The answer should contain every entry below, copied exactly.

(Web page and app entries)
....................

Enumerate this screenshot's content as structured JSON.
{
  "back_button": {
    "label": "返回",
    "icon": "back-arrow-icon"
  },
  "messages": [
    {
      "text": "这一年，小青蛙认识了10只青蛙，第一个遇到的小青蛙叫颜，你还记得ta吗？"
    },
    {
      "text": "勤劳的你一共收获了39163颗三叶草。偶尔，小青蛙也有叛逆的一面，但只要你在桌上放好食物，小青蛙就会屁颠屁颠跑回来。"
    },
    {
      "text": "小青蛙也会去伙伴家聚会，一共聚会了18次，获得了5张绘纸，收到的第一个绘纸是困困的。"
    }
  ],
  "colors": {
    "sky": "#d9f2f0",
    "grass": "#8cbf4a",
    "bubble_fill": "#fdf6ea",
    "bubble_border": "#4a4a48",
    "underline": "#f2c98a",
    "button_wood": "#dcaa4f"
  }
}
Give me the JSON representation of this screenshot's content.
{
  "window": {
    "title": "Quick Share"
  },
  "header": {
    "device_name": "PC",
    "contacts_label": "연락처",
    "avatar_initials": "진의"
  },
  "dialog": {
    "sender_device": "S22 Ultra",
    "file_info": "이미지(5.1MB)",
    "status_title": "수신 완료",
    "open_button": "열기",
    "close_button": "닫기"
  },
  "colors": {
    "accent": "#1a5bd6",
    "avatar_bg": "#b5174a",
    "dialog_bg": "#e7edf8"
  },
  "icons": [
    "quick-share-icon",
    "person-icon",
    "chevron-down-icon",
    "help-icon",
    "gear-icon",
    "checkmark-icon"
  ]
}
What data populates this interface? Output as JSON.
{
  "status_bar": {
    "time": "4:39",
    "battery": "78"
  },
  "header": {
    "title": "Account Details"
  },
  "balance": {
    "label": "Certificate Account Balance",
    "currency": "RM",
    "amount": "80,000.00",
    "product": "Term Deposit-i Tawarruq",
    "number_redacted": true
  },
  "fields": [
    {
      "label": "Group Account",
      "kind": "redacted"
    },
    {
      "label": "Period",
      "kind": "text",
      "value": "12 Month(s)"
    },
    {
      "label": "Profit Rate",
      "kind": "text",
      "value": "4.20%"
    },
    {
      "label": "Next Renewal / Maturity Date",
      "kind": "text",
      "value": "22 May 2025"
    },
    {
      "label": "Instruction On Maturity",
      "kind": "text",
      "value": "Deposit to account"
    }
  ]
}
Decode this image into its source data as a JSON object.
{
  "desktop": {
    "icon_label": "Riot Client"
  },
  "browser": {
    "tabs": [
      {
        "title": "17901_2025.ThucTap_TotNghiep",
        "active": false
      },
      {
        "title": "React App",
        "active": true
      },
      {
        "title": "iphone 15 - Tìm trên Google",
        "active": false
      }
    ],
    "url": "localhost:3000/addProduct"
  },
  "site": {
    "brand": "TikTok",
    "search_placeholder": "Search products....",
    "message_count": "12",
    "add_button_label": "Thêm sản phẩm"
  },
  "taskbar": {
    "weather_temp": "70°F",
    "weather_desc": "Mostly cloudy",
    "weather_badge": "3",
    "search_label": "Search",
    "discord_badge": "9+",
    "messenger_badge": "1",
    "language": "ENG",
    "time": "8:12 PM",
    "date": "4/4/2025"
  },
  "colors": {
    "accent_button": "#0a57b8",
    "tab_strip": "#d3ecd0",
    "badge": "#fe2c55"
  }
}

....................

Written answer
Enumerate this screenshot's content as structured JSON.
{
  "back_button": {
    "label": "返回",
    "icon": "back-arrow-icon"
  },
  "messages": [
    {
      "text": "这一年，小青蛙认识了10只青蛙，第一个遇到的小青蛙叫颜，你还记得ta吗？"
    },
    {
      "text": "勤劳的你一共收获了39163颗三叶草。偶尔，小青蛙也有叛逆的一面，但只要你在桌上放好食物，小青蛙就会屁颠屁颠跑回来。"
    },
    {
      "text": "小青蛙也会去伙伴家聚会，一共聚会了18次，获得了5张绘纸，收到的第一个绘纸是困困的。"
    }
  ],
  "colors": {
    "sky": "#d9f2f0",
    "grass": "#8cbf4a",
    "bubble_fill": "#fdf6ea",
    "bubble_border": "#4a4a48",
    "underline": "#f2c98a",
    "button_wood": "#dcaa4f"
  }
}
Give me the JSON representation of this screenshot's content.
{
  "window": {
    "title": "Quick Share"
  },
  "header": {
    "device_name": "PC",
    "contacts_label": "연락처",
    "avatar_initials": "진의"
  },
  "dialog": {
    "sender_device": "S22 Ultra",
    "file_info": "이미지(5.1MB)",
    "status_title": "수신 완료",
    "open_button": "열기",
    "close_button": "닫기"
  },
  "colors": {
    "accent": "#1a5bd6",
    "avatar_bg": "#b5174a",
    "dialog_bg": "#e7edf8"
  },
  "icons": [
    "quick-share-icon",
    "person-icon",
    "chevron-down-icon",
    "help-icon",
    "gear-icon",
    "checkmark-icon"
  ]
}
What data populates this interface? Output as JSON.
{
  "status_bar": {
    "time": "4:39",
    "battery": "78"
  },
  "header": {
    "title": "Account Details"
  },
  "balance": {
    "label": "Certificate Account Balance",
    "currency": "RM",
    "amount": "80,000.00",
    "product": "Term Deposit-i Tawarruq",
    "number_redacted": true
  },
  "fields": [
    {
      "label": "Group Account",
      "kind": "redacted"
    },
    {
      "label": "Period",
      "kind": "text",
      "value": "12 Month(s)"
    },
    {
      "label": "Profit Rate",
      "kind": "text",
      "value": "4.20%"
    },
    {
      "label": "Next Renewal / Maturity Date",
      "kind": "text",
      "value": "22 May 2025"
    },
    {
      "label": "Instruction On Maturity",
      "kind": "text",
      "value": "Deposit to account"
    }
  ]
}
Decode this image into its source data as a JSON object.
{
  "desktop": {
    "icon_label": "Riot Client"
  },
  "browser": {
    "tabs": [
      {
        "title": "17901_2025.ThucTap_TotNghiep",
        "active": false
      },
      {
        "title": "React App",
        "active": true
      },
      {
        "title": "iphone 15 - Tìm trên Google",
        "active": false
      }
    ],
    "url": "localhost:3000/addProduct"
  },
  "site": {
    "brand": "TikTok",
    "search_placeholder": "Search products....",
    "message_count": "12",
    "add_button_label": "Thêm sản phẩm"
  },
  "taskbar": {
    "weather_temp": "70°F",
    "weather_desc": "Mostly cloudy",
    "weather_badge": "3",
    "search_label": "Search",
    "discord_badge": "9+",
    "messenger_badge": "1",
    "language": "ENG",
    "time": "8:12 PM",
    "date": "4/4/2025"
  },
  "colors": {
    "accent_button": "#0a57b8",
    "tab_strip": "#d3ecd0",
    "badge": "#fe2c55"
  }
}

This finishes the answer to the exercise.